**Provided records:**
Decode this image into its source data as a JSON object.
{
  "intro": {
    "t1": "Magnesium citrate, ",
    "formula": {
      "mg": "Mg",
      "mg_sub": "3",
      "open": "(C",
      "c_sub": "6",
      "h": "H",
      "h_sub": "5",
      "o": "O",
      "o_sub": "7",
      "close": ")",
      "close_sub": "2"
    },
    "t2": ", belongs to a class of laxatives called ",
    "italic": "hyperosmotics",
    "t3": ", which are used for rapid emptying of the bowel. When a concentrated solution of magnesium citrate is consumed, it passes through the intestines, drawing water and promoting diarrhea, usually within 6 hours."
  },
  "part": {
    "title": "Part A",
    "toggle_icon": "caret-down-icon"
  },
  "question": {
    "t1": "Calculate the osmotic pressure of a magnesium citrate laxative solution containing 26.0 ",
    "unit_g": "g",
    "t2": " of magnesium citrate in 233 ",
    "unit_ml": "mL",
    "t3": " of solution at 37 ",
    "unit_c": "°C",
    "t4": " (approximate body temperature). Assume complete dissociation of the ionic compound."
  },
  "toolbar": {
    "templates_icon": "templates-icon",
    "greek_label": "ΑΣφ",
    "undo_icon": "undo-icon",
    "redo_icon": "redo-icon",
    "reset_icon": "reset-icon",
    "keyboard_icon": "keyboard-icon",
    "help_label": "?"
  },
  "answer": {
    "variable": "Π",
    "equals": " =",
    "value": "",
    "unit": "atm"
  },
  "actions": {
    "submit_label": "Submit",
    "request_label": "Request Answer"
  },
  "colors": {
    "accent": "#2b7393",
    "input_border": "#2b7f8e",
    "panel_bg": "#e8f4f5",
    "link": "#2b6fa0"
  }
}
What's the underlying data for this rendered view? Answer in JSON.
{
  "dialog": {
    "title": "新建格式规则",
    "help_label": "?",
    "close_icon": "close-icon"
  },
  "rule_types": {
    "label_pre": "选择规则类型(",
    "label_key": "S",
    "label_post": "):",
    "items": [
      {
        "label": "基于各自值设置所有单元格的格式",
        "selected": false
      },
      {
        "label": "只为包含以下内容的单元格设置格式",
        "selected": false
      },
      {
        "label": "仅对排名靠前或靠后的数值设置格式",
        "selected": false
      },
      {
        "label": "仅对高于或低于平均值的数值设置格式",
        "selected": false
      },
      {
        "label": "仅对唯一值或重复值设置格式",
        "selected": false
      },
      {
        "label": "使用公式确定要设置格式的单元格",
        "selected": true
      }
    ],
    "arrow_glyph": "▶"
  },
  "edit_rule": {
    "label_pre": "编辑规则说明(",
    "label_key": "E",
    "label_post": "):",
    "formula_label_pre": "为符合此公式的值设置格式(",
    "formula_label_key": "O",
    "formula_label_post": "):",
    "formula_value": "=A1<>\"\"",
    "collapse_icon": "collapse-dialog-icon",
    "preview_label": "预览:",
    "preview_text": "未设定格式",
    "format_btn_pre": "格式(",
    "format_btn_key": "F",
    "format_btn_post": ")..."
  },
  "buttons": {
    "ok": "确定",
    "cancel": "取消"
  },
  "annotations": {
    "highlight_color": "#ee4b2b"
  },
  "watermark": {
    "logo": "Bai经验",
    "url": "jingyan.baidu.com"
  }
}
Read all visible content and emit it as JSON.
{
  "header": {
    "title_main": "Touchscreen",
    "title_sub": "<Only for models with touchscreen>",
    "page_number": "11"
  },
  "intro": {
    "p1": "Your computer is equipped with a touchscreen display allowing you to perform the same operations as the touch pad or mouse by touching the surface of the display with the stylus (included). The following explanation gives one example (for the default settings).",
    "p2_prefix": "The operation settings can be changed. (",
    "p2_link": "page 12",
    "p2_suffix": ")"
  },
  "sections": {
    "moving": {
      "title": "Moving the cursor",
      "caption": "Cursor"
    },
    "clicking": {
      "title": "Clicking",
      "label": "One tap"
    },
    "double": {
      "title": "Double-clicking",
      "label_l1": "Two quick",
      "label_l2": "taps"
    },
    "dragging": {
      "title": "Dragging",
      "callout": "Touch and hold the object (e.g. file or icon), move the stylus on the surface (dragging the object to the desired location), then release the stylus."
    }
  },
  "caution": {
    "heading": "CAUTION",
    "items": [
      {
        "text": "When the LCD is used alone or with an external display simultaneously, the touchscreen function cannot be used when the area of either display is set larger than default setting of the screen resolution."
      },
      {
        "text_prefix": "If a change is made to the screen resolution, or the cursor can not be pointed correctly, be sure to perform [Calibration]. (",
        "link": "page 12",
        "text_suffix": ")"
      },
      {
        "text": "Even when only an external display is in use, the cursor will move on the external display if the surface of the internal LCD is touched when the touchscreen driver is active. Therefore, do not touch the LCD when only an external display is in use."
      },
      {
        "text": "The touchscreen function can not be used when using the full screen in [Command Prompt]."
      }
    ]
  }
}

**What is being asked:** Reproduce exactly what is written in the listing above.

**Answer to the problem:**
Decode this image into its source data as a JSON object.
{
  "intro": {
    "t1": "Magnesium citrate, ",
    "formula": {
      "mg": "Mg",
      "mg_sub": "3",
      "open": "(C",
      "c_sub": "6",
      "h": "H",
      "h_sub": "5",
      "o": "O",
      "o_sub": "7",
      "close": ")",
      "close_sub": "2"
    },
    "t2": ", belongs to a class of laxatives called ",
    "italic": "hyperosmotics",
    "t3": ", which are used for rapid emptying of the bowel. When a concentrated solution of magnesium citrate is consumed, it passes through the intestines, drawing water and promoting diarrhea, usually within 6 hours."
  },
  "part": {
    "title": "Part A",
    "toggle_icon": "caret-down-icon"
  },
  "question": {
    "t1": "Calculate the osmotic pressure of a magnesium citrate laxative solution containing 26.0 ",
    "unit_g": "g",
    "t2": " of magnesium citrate in 233 ",
    "unit_ml": "mL",
    "t3": " of solution at 37 ",
    "unit_c": "°C",
    "t4": " (approximate body temperature). Assume complete dissociation of the ionic compound."
  },
  "toolbar": {
    "templates_icon": "templates-icon",
    "greek_label": "ΑΣφ",
    "undo_icon": "undo-icon",
    "redo_icon": "redo-icon",
    "reset_icon": "reset-icon",
    "keyboard_icon": "keyboard-icon",
    "help_label": "?"
  },
  "answer": {
    "variable": "Π",
    "equals": " =",
    "value": "",
    "unit": "atm"
  },
  "actions": {
    "submit_label": "Submit",
    "request_label": "Request Answer"
  },
  "colors": {
    "accent": "#2b7393",
    "input_border": "#2b7f8e",
    "panel_bg": "#e8f4f5",
    "link": "#2b6fa0"
  }
}
What's the underlying data for this rendered view? Answer in JSON.
{
  "dialog": {
    "title": "新建格式规则",
    "help_label": "?",
    "close_icon": "close-icon"
  },
  "rule_types": {
    "label_pre": "选择规则类型(",
    "label_key": "S",
    "label_post": "):",
    "items": [
      {
        "label": "基于各自值设置所有单元格的格式",
        "selected": false
      },
      {
        "label": "只为包含以下内容的单元格设置格式",
        "selected": false
      },
      {
        "label": "仅对排名靠前或靠后的数值设置格式",
        "selected": false
      },
      {
        "label": "仅对高于或低于平均值的数值设置格式",
        "selected": false
      },
      {
        "label": "仅对唯一值或重复值设置格式",
        "selected": false
      },
      {
        "label": "使用公式确定要设置格式的单元格",
        "selected": true
      }
    ],
    "arrow_glyph": "▶"
  },
  "edit_rule": {
    "label_pre": "编辑规则说明(",
    "label_key": "E",
    "label_post": "):",
    "formula_label_pre": "为符合此公式的值设置格式(",
    "formula_label_key": "O",
    "formula_label_post": "):",
    "formula_value": "=A1<>\"\"",
    "collapse_icon": "collapse-dialog-icon",
    "preview_label": "预览:",
    "preview_text": "未设定格式",
    "format_btn_pre": "格式(",
    "format_btn_key": "F",
    "format_btn_post": ")..."
  },
  "buttons": {
    "ok": "确定",
    "cancel": "取消"
  },
  "annotations": {
    "highlight_color": "#ee4b2b"
  },
  "watermark": {
    "logo": "Bai经验",
    "url": "jingyan.baidu.com"
  }
}
Read all visible content and emit it as JSON.
{
  "header": {
    "title_main": "Touchscreen",
    "title_sub": "<Only for models with touchscreen>",
    "page_number": "11"
  },
  "intro": {
    "p1": "Your computer is equipped with a touchscreen display allowing you to perform the same operations as the touch pad or mouse by touching the surface of the display with the stylus (included). The following explanation gives one example (for the default settings).",
    "p2_prefix": "The operation settings can be changed. (",
    "p2_link": "page 12",
    "p2_suffix": ")"
  },
  "sections": {
    "moving": {
      "title": "Moving the cursor",
      "caption": "Cursor"
    },
    "clicking": {
      "title": "Clicking",
      "label": "One tap"
    },
    "double": {
      "title": "Double-clicking",
      "label_l1": "Two quick",
      "label_l2": "taps"
    },
    "dragging": {
      "title": "Dragging",
      "callout": "Touch and hold the object (e.g. file or icon), move the stylus on the surface (dragging the object to the desired location), then release the stylus."
    }
  },
  "caution": {
    "heading": "CAUTION",
    "items": [
      {
        "text": "When the LCD is used alone or with an external display simultaneously, the touchscreen function cannot be used when the area of either display is set larger than default setting of the screen resolution."
      },
      {
        "text_prefix": "If a change is made to the screen resolution, or the cursor can not be pointed correctly, be sure to perform [Calibration]. (",
        "link": "page 12",
        "text_suffix": ")"
      },
      {
        "text": "Even when only an external display is in use, the cursor will move on the external display if the surface of the internal LCD is touched when the touchscreen driver is active. Therefore, do not touch the LCD when only an external display is in use."
      },
      {
        "text": "The touchscreen function can not be used when using the full screen in [Command Prompt]."
      }
    ]
  }
}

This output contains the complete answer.